Online Tool Maps Louisiana’s Water Flow Interactions to Preserve State’s Fresh Water
BATON ROUGE, La.—As part of an effort to preserve Louisiana’s fresh water resources, RTI International worked with The Nature Conservancy (TNC) to develop two online tools, released today, that offer a first-of-their-kind look at how Louisiana’s waters interact with each other. These tools will help fishermen, oystermen, planners, decision makers, and all Louisianans understand the state’s unique water flow patterns.
Named HydroFlows and OysterFlows, these two web apps are part of TNC’s Louisiana Freshwater Assessment project and feature results from a statewide water flow model that was done by The Conservancy and RTI International.
“It’s incredible that a state so closely tied to the water does not yet fully understand how that water works together,” said Keith Ouchley, director of The Nature Conservancy in Louisiana. “Understanding how water flows in our state is vital to planning our water future. We built HydroFlows and the modeling behind it so that Louisiana has the tools it needs to understand how water flows not only now but into the future. You can open the app and investigate important flow statistics down to very small scales in Louisiana.

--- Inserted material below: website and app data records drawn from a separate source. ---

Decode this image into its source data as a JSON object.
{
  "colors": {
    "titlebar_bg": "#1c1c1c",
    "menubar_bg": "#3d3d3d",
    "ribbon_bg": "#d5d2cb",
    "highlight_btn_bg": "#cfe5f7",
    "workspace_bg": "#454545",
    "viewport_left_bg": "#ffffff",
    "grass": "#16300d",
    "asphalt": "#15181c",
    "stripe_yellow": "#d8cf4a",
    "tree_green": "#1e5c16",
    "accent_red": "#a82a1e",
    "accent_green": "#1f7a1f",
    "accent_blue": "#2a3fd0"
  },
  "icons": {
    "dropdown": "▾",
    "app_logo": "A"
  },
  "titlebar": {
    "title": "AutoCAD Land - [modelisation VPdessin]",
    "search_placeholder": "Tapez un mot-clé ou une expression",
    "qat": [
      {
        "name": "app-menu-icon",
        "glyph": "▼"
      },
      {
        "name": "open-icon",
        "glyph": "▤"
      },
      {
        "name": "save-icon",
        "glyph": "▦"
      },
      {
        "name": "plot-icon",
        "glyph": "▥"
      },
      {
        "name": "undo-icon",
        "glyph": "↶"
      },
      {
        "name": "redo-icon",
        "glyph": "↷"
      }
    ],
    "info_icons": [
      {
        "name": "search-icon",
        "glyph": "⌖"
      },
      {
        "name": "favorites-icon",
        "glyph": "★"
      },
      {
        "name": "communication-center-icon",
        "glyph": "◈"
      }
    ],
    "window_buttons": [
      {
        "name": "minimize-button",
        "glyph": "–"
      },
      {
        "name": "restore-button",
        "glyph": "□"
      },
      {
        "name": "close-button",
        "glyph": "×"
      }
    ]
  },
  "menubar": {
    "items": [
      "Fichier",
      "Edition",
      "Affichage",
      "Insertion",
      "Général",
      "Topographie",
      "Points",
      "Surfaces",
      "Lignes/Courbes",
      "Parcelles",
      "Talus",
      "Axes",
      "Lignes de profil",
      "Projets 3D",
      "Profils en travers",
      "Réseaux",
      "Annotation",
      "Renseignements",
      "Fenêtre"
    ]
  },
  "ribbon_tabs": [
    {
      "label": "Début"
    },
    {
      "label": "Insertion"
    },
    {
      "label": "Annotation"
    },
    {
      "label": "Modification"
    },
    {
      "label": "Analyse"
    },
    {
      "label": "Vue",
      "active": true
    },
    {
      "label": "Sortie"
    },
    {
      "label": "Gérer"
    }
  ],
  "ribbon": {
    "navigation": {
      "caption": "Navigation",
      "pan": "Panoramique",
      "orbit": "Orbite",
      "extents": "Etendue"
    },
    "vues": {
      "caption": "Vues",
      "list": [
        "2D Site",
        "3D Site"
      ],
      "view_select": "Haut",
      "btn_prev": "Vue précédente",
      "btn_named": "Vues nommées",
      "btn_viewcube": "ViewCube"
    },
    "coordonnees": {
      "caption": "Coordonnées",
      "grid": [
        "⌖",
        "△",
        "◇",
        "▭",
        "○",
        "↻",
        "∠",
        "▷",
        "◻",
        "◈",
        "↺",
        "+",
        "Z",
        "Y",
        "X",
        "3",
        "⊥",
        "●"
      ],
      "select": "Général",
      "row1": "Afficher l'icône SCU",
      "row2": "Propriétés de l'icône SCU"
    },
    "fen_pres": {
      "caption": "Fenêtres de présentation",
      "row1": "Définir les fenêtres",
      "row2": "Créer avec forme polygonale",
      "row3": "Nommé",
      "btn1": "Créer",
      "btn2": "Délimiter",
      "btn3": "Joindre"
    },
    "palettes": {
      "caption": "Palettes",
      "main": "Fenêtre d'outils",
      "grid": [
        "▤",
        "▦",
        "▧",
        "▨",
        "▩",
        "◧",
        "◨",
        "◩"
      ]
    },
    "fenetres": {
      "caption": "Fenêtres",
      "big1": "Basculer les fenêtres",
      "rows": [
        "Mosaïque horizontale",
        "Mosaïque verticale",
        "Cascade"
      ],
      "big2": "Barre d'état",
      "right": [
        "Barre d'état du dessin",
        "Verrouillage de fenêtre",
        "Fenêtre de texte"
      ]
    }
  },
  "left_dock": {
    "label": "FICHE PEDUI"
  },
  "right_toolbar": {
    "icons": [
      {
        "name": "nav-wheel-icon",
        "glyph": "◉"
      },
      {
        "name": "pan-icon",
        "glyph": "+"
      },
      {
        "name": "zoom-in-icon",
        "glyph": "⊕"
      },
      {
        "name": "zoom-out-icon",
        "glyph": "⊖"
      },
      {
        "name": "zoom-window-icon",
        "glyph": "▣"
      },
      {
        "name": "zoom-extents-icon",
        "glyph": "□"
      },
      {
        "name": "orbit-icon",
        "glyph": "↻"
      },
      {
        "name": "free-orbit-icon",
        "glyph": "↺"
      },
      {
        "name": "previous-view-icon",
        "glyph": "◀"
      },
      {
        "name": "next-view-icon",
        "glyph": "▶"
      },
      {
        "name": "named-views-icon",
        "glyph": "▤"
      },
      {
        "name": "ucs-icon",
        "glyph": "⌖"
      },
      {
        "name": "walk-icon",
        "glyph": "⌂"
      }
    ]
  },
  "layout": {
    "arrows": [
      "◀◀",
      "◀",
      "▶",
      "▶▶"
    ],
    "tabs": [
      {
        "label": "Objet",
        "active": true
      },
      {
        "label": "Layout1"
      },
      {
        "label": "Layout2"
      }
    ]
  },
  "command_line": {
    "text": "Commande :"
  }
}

Or you can investigate flows at larger scales.”
These new apps are important not only to Louisianans living away from the coast, but those who have any connection to the water and are the newest addition to the Louisiana Freshwater Assessment project that was released to the public last year.
“If you like oysters, then you need to pay attention to decisions made far upstream. OysterFlows was built to help us do that by allowing you to see how decisions that affect the amount of water flowing down rivers affect oyster reefs at the coast. We chose the Sabine and Calcasieu Rivers as our pilot for the web app.t. Because decisions made over 100 miles upstream can impact oysters on the coast, we need to be thinking far past the coast so that we can make the choices that will provide for our fisheries and fishing industries into the future” Ouchley said.
To develop these applications, RTI applied the Watershed Flow and Allocation model (WaterFALL®) to develop a 30-year daily time-step scenarios of streamflow across the catchments of the enhanced National Hydrography Dataset (NHDPlus) stream network within Louisiana.
WaterFALL is a rainfall-runoff model that simulates surface runoff and baseflow stream contributions on a daily basis using land use, soils, and climate characterizations at the NHDPlus scale. It was developed at RTI using internal funding and is now used as a project tool throughout the eastern U.S.
“WaterFALL was developed out of a desire to provide a high-resolution watershed model that was not overburdened by data requirements or model parameters yet still simulated all major components of the hydrologic cycle,” said Michele Eddy, environmental engineer at RTI International and the project’s principal investigator. “Through multiple applications across the eastern U.S., including the entire state of Louisiana conducted for this project, WaterFALL has been shown to simulate streamflows as accurately as other more data and labor intensive models that function at larger scales. With WaterFALL we provide daily streamflows for every stream segment within a catchment allowing for a local scale look at the impacts of land use, climate, and water use changes on the immediate stretch of river and all downstream reaches.”
“Partnering with the environmental information systems staff and statisticians at RTI, we were able to design and implement the HydroFlows and OysterFlows apps within TNC’s existing web framework to provide a means for interpreting the WaterFALL data within a management context. These apps provide an example of the diverse capabilities within RTI that allow us to address both the environmental and information technology needs of a client and their stakeholders.”
Developed in partnership with the Baton Rouge Area Foundation, the Walton Family Foundation, and the Anne Ray Charitable Trust, these tools are freely available for use by anyone and reside in the Freshwater Network.
“We wanted to make something that anyone can use. But the capabilities go much beyond that,” Ouchley said. “We can also help folks put this model to work on custom questions and applications, such as investigating proposed water transfers, how the placement of specific structures can alter water flows, and looking at alternatives for a facility based on potential water quality and quantity impacts.”